● Your assignment: In the lines below, the string "rowspan" may appear; say how many lines hold it and give nothing more.

● Input data:
= = = =

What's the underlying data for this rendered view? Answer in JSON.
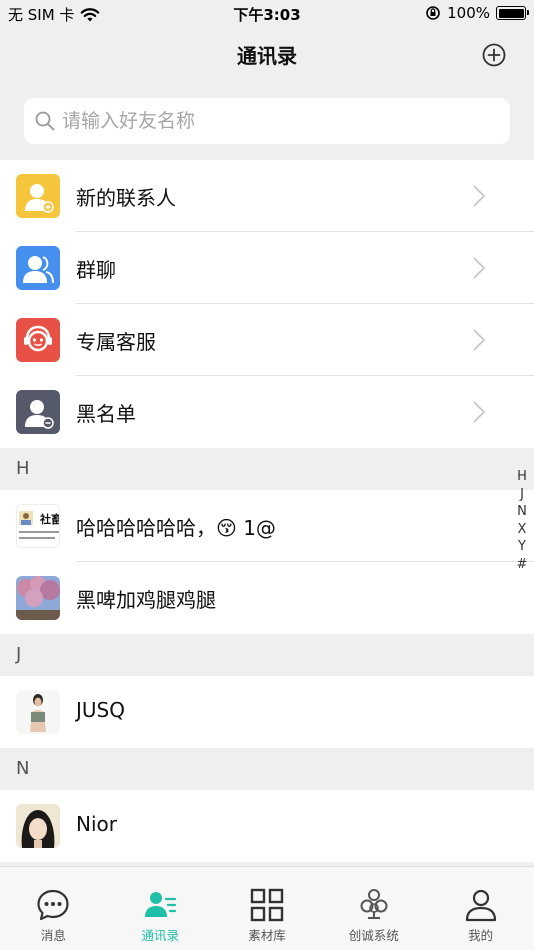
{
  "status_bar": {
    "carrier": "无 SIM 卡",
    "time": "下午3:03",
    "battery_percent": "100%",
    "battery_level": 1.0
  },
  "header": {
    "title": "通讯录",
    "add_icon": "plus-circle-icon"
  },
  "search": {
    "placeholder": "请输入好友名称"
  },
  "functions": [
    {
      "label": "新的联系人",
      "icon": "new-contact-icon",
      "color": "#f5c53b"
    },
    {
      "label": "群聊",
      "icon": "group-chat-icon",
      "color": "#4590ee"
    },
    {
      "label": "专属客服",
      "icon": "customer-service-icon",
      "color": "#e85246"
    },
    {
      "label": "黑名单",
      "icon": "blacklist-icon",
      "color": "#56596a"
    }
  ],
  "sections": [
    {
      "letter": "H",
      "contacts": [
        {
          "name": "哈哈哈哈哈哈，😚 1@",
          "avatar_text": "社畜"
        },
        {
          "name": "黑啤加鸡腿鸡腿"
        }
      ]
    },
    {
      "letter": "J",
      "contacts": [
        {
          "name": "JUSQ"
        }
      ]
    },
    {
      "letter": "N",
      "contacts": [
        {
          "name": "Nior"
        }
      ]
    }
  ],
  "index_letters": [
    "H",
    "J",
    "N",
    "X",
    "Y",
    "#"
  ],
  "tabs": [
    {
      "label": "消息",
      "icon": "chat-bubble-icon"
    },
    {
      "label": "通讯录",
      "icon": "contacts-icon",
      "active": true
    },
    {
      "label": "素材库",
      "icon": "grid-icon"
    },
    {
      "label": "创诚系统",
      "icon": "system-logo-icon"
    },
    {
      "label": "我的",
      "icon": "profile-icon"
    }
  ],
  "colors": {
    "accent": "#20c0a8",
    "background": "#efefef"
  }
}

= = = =

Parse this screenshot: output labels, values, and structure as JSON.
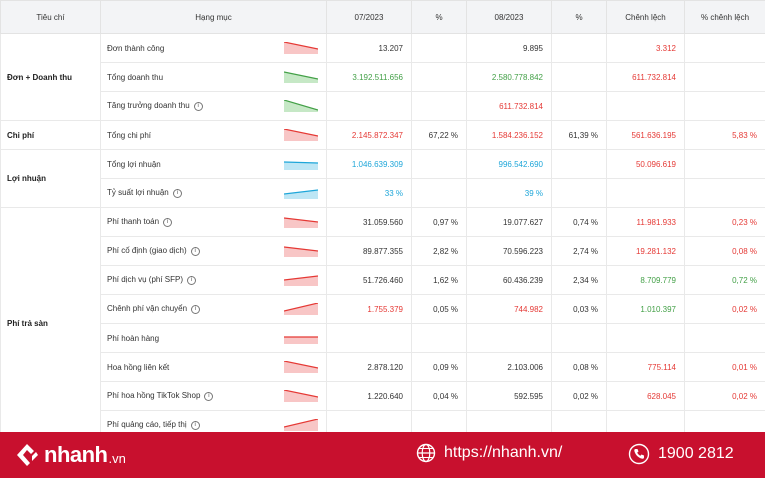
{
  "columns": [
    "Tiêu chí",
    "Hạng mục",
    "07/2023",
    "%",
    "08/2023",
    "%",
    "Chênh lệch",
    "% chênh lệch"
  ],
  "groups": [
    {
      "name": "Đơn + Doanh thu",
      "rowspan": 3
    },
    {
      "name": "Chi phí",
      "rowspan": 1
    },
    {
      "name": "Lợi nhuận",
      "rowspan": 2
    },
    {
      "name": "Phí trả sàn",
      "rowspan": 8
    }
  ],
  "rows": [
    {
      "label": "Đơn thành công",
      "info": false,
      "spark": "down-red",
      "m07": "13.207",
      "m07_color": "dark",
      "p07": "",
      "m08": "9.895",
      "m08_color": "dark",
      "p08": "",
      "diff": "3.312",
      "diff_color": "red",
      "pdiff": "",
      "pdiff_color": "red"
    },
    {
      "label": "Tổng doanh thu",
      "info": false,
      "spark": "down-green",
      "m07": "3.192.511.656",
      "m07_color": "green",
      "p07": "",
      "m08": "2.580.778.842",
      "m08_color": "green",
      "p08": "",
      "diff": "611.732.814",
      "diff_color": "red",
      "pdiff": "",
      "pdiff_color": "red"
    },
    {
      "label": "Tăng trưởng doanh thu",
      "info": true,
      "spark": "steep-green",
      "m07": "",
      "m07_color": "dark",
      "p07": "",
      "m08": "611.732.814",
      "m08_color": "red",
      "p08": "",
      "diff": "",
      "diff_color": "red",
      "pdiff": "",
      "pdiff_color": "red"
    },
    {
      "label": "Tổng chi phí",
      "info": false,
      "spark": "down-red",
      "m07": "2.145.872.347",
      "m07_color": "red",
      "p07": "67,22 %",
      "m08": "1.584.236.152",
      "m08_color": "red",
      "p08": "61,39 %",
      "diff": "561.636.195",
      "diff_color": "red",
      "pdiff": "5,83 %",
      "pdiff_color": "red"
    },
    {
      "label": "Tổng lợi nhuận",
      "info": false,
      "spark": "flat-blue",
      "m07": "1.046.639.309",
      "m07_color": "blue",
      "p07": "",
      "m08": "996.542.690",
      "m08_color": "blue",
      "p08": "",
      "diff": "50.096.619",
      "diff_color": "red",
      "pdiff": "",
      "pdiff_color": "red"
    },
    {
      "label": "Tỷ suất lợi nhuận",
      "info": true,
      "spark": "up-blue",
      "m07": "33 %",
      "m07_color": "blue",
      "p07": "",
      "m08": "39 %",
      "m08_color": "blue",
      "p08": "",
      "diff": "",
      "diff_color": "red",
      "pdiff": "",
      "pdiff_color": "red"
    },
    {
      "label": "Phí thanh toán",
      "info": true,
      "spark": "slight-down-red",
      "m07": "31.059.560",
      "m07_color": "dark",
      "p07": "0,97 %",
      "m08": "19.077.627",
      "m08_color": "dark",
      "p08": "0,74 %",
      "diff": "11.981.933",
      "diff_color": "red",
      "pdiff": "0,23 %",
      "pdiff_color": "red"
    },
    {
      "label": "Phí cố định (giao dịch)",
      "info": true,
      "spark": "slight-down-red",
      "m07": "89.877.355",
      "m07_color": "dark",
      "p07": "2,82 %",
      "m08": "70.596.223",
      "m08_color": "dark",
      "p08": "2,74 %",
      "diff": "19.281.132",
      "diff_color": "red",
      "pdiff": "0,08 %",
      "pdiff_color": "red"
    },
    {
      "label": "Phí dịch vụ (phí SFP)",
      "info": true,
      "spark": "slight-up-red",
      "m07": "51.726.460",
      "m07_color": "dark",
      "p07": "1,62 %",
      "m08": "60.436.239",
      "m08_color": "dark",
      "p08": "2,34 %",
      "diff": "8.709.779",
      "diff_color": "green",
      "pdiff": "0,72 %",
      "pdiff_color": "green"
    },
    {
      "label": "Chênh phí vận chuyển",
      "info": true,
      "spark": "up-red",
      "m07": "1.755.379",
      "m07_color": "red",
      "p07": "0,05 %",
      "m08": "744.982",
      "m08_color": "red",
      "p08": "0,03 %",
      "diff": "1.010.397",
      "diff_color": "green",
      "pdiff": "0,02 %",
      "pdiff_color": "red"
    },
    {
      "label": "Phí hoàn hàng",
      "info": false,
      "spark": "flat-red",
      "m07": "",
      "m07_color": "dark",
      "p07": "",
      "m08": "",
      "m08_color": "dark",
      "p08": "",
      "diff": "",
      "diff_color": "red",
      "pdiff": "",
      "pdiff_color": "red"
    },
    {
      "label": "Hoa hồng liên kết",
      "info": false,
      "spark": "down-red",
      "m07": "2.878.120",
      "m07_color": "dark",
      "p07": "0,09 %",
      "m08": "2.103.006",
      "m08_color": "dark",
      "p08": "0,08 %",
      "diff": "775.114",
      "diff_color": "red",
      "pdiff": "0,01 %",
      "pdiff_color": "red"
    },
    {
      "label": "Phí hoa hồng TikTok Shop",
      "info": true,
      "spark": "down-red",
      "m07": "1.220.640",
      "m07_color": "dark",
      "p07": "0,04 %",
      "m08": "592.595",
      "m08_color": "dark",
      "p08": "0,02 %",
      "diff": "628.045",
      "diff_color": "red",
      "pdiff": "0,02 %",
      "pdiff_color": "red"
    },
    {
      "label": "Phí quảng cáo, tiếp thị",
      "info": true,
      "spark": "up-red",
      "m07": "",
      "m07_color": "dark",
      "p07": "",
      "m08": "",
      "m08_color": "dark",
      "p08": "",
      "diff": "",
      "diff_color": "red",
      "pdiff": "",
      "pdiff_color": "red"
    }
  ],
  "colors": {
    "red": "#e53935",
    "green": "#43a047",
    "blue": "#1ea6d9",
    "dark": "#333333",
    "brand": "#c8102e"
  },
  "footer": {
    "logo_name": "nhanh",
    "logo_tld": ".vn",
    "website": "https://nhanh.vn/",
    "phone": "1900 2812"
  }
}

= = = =

● Exercise result: 4